So many times Sunday, the Mets appeared vulnerable, on the brink of ceding another game in the standings.
Michael Cuddyer butchered a fly ball in leftfield that led to the tying run in the seventh. Manager Terry Collins got burned for entrusting the game to rookie Hansel Robles instead of Tyler Clippard.
And for all of his dominance this season, closer Jeurys Familia sweated out a tense ninth inning, allowing the tying run to stand just 90 feet away.
But by hanging on to a 5-4 victory over the Red Sox, the Mets exhibited their tendency to rebound, a valuable trait should they reach the playoffs for the first time since 2006.
"This was a big game for us," Collins said after a win that kept the Mets' lead over the Nationals at 5 1/2 games. "We've been flat the last couple of nights.

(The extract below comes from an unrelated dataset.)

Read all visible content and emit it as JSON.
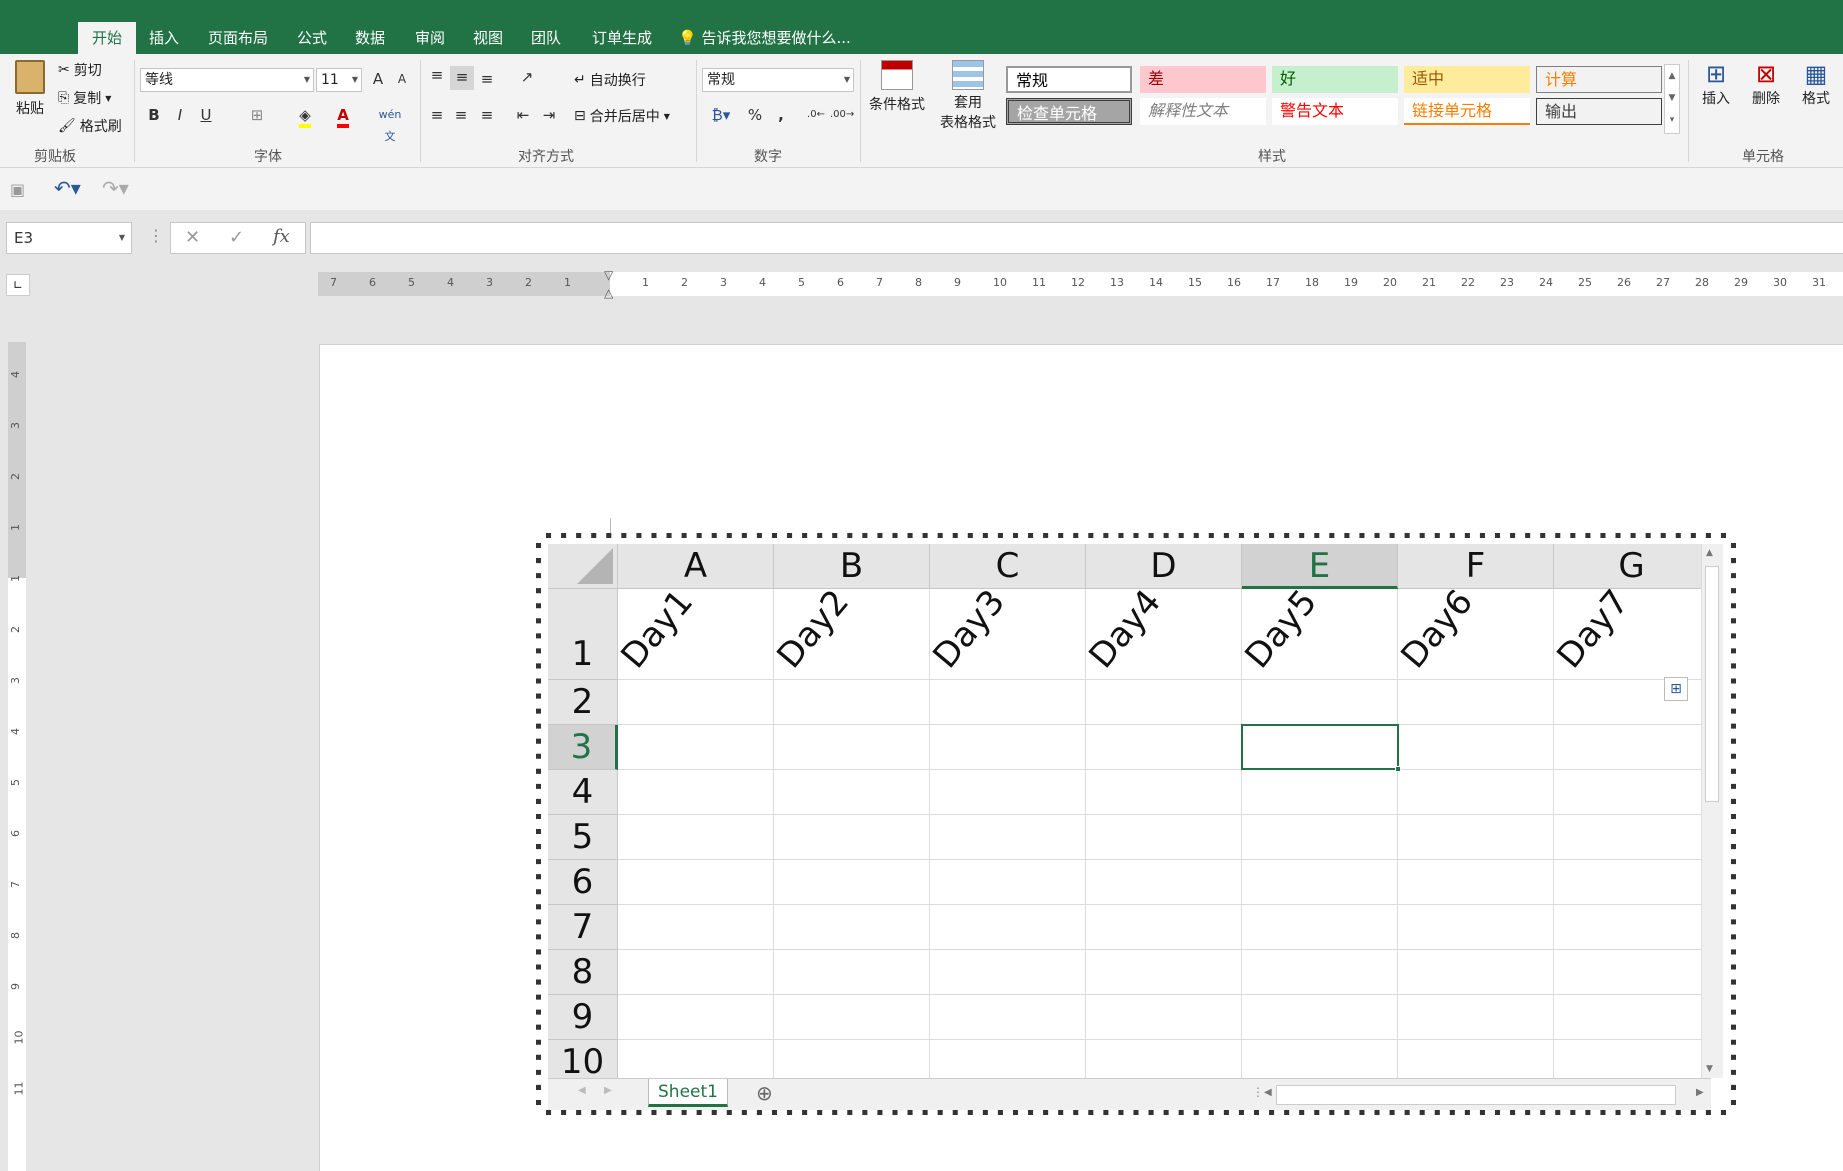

To come out today, tremendous crowd support today, fans' support, it was a good win for us."
After returning to Citi Field on a seven-game winning streak, the Mets promptly dropped consecutive games to the last-place Red Sox, who nearly made it a clean sweep. But a half-inning after Cuddyer let the tying run score on his misplay in leftfield, he knocked in the winning run with a clutch single.
Daniel Murphy scored, though only after getting himself into scoring position with a surprise steal of second base, a play that Collins called "the biggest play of the game."
"That was a huge moment," Cuddyer said of Murphy, who had stolen just one base all season. "Obviously picked the right time to go. Sneak attack. Nobody even covered. That was big."
Clippard worked 1 1/3 scoreless innings, bailing Robles and the Mets out of trouble in the seventh before turning it over to Familia, who stranded the tying run at third base in the ninth.
"You never want to get swept," Clippard said. "But we're playing good, we knew that, and we proved it today."
Twice, the Mets let leads slip away.
Red Sox slugger David Ortiz wiped away a 1-0 deficit in the sixth, blasting a two-run homer off righthander Noah Syndergaard, who allowed four runs in 6 2/3 innings. Then in the seventh, after going ahead 4-2 on Juan Uribe's two-run double and a run-scoring single by Anthony Recker, the Red Sox clawed back again.
With Syndergaard still on the mound, pinch-hitter Jackie Bradley Jr. ripped a ground-rule double to score Blake Swihart. Bradley later swiped third base and scored when Cuddyer got a late read on Mookie Betts' shallow fly ball off Robles, who entered in relief.
Collins brought in Clippard, who struck out Pablo Sandoval to keep the score tied at 4. But it didn't stay that way long.
After reaching on a fielder's choice, Murphy made a bold decision. With two outs, he ran on reliever Heath Hembree.
"I was watching him warm up and he seemed he might be a little bit slow to the plate," Murphy said. "Sometimes, relievers will come in and the first one, they'll just want to execute the pitch, then they'll quicken up."
Murphy's timing proved impeccable. He ran on the first pitch. And as planned, he put himself in position to score. Cuddyer followed by gaining some redemption. His third hit of the game proved to be the biggest.
"To be a good team, you have to do that," said Cuddyer, who is hitting .375 since returning from a knee injury. "You have to have a short memory, and you have to be able to rebound."